**Action item**
Wherever the string "Last" appears in the entries below, return the line that holds it.

(Excerpted data begins)

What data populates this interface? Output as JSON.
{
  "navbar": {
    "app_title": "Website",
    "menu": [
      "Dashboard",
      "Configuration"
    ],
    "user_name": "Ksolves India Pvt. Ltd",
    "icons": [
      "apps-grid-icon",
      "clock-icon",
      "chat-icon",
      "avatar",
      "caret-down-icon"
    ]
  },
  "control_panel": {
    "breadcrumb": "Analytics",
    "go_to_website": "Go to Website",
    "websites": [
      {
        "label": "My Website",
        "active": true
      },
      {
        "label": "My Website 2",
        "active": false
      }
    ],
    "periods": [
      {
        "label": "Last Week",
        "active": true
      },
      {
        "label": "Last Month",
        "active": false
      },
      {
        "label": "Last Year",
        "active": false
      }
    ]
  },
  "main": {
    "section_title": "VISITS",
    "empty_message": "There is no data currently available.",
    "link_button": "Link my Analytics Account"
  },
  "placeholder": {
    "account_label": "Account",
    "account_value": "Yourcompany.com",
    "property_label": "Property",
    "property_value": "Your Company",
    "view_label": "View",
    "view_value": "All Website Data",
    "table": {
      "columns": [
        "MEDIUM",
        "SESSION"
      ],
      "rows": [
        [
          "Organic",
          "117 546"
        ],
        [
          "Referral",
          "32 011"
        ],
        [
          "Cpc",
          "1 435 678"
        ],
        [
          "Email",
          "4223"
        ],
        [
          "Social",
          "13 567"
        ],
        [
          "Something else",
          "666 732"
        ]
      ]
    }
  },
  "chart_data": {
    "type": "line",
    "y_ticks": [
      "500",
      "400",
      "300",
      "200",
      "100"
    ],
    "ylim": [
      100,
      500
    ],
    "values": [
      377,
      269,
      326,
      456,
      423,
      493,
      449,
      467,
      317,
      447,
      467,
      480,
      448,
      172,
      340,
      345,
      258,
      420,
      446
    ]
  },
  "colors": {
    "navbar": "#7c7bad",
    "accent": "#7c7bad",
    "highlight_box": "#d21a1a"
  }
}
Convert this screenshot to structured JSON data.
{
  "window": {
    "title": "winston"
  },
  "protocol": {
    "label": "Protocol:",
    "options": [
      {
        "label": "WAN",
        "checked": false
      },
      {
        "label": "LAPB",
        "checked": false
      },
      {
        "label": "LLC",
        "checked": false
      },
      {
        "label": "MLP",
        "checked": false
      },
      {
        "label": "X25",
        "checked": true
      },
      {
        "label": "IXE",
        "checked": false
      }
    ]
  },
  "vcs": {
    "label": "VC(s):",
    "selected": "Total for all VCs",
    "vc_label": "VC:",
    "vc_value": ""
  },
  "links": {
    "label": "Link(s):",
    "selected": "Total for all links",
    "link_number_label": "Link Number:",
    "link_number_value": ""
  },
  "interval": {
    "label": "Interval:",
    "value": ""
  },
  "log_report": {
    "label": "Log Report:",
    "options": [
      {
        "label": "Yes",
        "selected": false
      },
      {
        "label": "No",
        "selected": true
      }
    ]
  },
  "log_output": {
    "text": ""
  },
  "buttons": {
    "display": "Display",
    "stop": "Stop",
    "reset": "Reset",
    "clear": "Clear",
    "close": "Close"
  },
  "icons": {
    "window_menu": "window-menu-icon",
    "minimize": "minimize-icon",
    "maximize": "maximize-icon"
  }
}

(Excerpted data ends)

**Answer box**
        "label": "Last Week",
        "label": "Last Month",
        "label": "Last Year",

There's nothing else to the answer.